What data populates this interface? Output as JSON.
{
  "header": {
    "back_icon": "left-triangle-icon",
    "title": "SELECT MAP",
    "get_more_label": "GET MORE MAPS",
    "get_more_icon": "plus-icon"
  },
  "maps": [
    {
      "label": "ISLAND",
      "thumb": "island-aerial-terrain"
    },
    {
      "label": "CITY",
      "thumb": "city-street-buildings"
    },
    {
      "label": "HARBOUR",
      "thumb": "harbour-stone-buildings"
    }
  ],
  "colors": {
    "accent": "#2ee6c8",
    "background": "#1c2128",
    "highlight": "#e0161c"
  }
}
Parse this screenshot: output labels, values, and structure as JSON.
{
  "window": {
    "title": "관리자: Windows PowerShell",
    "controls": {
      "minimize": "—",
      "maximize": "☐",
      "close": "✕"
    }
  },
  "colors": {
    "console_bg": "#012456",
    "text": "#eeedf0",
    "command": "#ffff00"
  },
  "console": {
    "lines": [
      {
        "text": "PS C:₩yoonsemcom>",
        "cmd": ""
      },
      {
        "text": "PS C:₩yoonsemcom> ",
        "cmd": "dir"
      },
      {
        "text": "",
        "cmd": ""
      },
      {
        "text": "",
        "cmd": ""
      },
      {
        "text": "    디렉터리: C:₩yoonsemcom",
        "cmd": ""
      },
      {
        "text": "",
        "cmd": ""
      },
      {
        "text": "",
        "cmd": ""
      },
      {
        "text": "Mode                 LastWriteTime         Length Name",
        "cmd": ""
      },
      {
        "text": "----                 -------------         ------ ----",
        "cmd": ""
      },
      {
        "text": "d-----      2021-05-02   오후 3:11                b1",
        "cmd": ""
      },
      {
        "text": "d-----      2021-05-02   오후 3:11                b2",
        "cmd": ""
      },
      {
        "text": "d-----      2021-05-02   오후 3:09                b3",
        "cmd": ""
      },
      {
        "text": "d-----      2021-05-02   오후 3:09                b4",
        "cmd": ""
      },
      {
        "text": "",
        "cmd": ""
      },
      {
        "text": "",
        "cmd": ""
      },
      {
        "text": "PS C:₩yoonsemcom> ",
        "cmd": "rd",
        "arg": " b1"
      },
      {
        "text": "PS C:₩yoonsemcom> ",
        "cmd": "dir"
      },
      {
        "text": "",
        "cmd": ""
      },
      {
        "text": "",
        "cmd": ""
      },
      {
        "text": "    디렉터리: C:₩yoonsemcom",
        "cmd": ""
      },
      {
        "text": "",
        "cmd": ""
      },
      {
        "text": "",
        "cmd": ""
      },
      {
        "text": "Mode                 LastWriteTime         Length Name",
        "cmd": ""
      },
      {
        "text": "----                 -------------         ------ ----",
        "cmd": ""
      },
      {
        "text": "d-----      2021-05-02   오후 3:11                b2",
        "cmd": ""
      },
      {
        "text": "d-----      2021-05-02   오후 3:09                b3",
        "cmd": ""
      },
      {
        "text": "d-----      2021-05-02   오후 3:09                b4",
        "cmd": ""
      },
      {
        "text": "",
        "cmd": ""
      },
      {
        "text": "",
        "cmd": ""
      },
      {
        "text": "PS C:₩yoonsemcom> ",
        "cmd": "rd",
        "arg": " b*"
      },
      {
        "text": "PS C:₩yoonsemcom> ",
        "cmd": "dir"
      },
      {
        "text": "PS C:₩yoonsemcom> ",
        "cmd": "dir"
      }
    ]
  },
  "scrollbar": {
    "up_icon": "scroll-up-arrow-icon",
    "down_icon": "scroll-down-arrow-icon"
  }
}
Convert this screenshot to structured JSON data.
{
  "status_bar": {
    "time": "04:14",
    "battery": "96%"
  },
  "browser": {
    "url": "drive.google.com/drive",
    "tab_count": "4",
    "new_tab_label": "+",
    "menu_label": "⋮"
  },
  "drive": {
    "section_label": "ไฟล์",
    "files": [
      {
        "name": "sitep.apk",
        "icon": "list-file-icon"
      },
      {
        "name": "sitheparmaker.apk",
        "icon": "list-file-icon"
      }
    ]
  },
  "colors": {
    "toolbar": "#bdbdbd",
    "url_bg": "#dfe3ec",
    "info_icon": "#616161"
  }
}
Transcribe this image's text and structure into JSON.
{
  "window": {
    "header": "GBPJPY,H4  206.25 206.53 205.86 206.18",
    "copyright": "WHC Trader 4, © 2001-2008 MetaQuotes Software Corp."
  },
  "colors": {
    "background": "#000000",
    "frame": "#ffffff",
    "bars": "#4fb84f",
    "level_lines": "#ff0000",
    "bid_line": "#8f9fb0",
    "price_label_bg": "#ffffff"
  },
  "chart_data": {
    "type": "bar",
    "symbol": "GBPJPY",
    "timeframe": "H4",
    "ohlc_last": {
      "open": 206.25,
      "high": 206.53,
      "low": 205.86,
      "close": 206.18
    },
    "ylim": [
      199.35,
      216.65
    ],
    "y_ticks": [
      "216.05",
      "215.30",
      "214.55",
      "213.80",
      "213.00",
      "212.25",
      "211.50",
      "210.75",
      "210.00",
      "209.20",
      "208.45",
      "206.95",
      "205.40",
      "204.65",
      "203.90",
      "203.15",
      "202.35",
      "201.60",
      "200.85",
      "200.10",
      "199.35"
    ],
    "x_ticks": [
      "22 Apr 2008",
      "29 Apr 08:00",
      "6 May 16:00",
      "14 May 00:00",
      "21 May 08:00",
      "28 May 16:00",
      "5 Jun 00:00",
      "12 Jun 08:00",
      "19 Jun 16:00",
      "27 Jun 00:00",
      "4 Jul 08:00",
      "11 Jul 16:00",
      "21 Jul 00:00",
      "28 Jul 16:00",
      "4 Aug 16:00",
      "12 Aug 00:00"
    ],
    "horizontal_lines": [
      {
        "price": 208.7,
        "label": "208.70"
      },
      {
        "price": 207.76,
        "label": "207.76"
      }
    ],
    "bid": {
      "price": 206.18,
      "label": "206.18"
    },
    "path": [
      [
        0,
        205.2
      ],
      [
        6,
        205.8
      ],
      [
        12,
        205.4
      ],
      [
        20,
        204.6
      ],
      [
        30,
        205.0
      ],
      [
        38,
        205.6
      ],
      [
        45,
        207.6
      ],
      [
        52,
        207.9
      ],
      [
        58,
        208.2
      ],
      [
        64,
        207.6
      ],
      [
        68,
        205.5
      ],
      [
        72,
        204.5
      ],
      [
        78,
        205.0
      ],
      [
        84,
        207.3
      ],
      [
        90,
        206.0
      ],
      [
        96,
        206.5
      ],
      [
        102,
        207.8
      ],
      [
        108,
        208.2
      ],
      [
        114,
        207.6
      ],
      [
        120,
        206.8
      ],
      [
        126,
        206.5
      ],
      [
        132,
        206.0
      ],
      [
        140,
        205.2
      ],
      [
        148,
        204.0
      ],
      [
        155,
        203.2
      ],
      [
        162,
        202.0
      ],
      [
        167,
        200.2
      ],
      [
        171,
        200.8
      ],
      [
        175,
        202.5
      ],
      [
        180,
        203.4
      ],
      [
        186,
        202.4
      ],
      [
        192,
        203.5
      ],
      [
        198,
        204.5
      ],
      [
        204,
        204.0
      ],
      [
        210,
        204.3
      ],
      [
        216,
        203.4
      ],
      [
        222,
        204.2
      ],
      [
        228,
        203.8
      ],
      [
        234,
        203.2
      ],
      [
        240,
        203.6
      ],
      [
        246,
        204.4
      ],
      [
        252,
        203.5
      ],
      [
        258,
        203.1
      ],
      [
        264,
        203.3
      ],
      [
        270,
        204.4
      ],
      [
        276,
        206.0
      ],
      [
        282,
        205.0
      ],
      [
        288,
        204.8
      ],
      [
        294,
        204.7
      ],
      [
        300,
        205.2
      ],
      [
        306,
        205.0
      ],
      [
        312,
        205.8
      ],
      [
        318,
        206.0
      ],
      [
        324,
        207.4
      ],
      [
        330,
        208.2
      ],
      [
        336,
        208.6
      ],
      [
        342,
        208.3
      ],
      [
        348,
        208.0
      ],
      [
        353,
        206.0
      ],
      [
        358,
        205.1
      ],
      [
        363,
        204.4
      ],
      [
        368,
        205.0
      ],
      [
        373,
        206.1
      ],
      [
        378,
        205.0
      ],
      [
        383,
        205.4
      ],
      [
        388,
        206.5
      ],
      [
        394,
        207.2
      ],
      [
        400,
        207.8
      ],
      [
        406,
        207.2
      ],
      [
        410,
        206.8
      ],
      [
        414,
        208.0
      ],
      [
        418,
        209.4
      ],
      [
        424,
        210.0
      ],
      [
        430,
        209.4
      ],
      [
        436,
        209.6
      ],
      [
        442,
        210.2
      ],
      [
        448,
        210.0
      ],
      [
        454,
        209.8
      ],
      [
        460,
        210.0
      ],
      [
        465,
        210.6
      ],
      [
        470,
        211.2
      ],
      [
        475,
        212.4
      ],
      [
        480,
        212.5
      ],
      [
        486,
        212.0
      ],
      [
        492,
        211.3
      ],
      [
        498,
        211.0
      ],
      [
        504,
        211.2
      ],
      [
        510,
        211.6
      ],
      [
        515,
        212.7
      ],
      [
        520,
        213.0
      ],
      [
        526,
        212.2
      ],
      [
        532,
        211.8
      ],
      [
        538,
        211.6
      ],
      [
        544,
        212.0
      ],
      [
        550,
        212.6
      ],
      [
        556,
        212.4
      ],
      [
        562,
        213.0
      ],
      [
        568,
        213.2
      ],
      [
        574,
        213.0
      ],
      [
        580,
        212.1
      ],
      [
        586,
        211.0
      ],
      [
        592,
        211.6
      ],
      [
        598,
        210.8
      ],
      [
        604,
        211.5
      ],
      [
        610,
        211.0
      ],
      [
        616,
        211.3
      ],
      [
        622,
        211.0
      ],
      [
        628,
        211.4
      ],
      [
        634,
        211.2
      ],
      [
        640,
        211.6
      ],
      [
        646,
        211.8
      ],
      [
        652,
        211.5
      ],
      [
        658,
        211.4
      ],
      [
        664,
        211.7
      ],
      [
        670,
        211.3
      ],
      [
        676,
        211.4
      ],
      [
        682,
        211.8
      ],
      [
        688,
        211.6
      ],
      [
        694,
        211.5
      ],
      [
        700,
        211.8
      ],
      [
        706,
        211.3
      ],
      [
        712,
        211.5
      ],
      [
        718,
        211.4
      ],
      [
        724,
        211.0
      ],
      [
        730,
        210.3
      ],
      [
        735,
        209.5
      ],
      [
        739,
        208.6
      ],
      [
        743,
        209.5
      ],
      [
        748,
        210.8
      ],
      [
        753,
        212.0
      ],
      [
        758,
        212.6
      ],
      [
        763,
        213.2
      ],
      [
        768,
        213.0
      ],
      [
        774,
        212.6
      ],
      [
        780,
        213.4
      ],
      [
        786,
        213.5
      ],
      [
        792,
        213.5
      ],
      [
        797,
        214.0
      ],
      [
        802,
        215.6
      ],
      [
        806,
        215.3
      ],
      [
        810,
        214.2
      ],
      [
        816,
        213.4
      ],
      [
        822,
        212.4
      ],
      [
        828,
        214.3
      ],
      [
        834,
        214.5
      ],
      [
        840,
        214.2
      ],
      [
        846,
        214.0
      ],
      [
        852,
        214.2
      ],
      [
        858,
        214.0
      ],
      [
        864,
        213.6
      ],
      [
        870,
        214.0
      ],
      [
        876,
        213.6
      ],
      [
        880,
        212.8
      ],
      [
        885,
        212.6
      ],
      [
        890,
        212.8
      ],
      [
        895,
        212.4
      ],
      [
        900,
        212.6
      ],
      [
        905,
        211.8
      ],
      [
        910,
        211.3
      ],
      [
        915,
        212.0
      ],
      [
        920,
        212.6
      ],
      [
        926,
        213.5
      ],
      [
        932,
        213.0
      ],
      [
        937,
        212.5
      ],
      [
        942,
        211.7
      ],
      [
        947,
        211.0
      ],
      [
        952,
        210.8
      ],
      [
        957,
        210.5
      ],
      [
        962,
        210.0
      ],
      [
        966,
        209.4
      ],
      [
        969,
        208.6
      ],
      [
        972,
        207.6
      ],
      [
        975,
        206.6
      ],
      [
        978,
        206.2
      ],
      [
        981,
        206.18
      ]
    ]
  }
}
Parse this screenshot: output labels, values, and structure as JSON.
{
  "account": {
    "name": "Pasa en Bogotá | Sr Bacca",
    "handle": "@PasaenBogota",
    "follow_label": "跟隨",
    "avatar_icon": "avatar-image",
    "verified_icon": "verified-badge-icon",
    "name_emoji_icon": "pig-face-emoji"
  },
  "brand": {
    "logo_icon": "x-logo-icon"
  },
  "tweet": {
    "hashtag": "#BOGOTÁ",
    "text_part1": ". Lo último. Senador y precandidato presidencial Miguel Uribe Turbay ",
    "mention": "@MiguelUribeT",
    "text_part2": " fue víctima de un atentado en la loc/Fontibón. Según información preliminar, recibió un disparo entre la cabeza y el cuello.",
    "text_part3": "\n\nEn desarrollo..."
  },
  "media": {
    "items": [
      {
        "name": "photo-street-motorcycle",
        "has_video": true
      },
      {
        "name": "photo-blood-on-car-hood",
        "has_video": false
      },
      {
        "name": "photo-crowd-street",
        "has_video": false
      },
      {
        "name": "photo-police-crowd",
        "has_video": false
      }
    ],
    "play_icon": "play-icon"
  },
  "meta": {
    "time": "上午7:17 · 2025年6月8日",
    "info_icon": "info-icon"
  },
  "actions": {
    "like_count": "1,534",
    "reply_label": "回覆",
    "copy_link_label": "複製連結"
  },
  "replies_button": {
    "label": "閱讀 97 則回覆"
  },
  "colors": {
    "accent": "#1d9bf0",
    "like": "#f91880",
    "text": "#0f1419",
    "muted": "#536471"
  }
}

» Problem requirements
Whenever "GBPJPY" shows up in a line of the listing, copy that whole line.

» Exercise response
    "header": "GBPJPY,H4  206.25 206.53 205.86 206.18",
    "symbol": "GBPJPY",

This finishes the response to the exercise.